TO A Western eye, the inexorable Serbian shelling of the eastern Bosnian Muslim enclave of Gorazde may look like a meaningless assertion of military superiority, a hideous bullying of a town whose defences have already fallen. But from the Serbian point of view, there is method in the madness.

The Bosnian Serb military commander, General Ratko Mladic, recently offered a succinct definition of Serbian strategy in the two-year- old Bosnian war. 'My goal is simple,' he said. 'It is the protection of Serbian territory and of the people who have lived there for centuries.

'The Serbian borders are where Serbian blood has been shed, the blood of each and every Serbian soldier and officer, not just in this war but in previous ones. This war will be over when the Muslims hand over their weapons to me.'
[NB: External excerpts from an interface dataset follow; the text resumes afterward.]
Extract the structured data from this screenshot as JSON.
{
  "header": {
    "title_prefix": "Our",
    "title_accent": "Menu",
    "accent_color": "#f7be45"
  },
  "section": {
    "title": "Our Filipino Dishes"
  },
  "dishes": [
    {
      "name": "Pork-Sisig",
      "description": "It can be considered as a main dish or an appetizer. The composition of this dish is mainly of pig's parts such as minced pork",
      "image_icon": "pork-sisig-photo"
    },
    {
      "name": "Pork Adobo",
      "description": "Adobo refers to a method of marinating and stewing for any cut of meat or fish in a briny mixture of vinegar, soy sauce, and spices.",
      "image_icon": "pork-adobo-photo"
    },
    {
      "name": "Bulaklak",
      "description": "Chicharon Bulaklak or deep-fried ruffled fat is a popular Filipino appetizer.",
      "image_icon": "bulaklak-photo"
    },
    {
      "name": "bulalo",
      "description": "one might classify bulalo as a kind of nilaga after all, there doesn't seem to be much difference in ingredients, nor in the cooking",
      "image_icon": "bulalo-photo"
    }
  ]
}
General Mladic was describing the Serbs' maximum ambition: the creation of an enlarged Serbian state stretching from the Romanian border to the Adriatic coast, a land that would include Serbia, more than half of Bosnia-Herzegovina, a sizeable chunk of Croatia, and Montenegro.
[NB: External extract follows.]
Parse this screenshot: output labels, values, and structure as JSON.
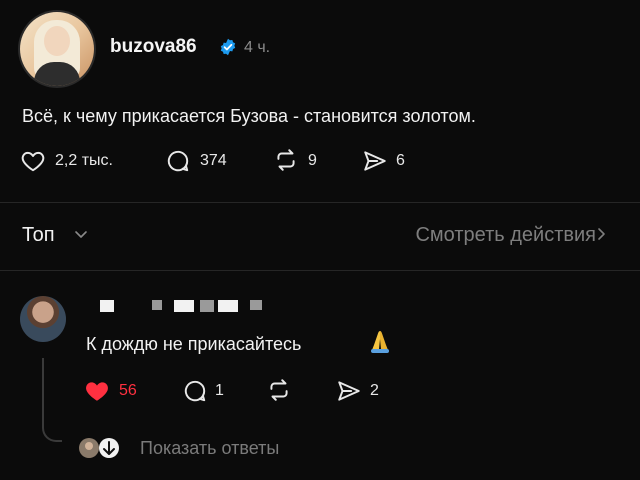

There is no room in this vision for UN-protected Muslim enclaves in eastern Bosnia such as Gorazde. Like other towns that had a Muslim majority before April 1992, Gorazde must be under absolute Serbian domination. Muslims who object will be killed, expelled or driven into a ghetto existence. Serbian control of the enclave also means control of an important road linking Serb-held areas of southern and eastern Bosnia. It means military security for the future Greater Serbia.

General Mladic's dream is shared by Radovan Karadzic, the Bosnian Serb civilian leader, and by Serbia's President, Slobodan Milosevic. Indeed, the hope of incorporating all Serbs into a single state has been one factor shaping the Serbian identity since the mid-19th century.
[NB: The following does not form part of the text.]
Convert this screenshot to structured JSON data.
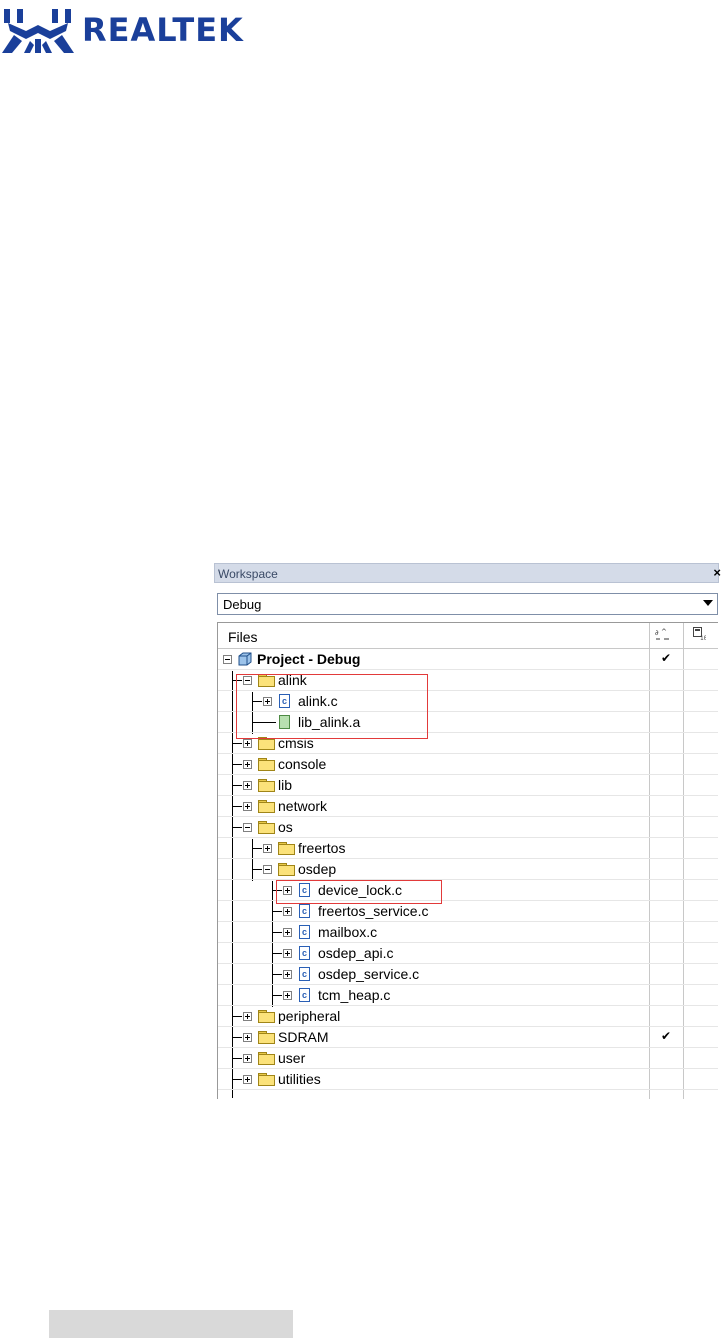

However, the Bosnian Serb leaders have not always seen eye to eye with Mr Milosevic on the best way to fulfil this aim. For example, Mr Milosevic, anxious to secure an end to United Nations sanctions on Serbia and to avoid provoking the West too much, has ignored appeals from the Bosnian Serbs to introduce a common currency in Serbian, Bosnian Serb and Croatian Serb territory.

For his part, Mr Karadzic is adamant that the Bosnian Serbs will not join the Muslim-Croat federation in Bosnia that was established under the influence of the United States last month. 'Our goal is clear: we are striving for full independence for the Bosnian Serb state, which will then decide whether to form associations with others and in what form,' he said last weekend.

Mr Karadzic also warned that, if Croatia and the Muslim-Croat state tried to sever the northern Bosnian land corridor linking Serbia with Serb-held parts of Bosnia and Croatia, then the Bosnian Serbs would have an answer. 'We would immediately declare our unification with the Republic of Serbian Krajina,' he said, referring to the swathe of Croatia controlled by rebel Serbs since the war in 1991.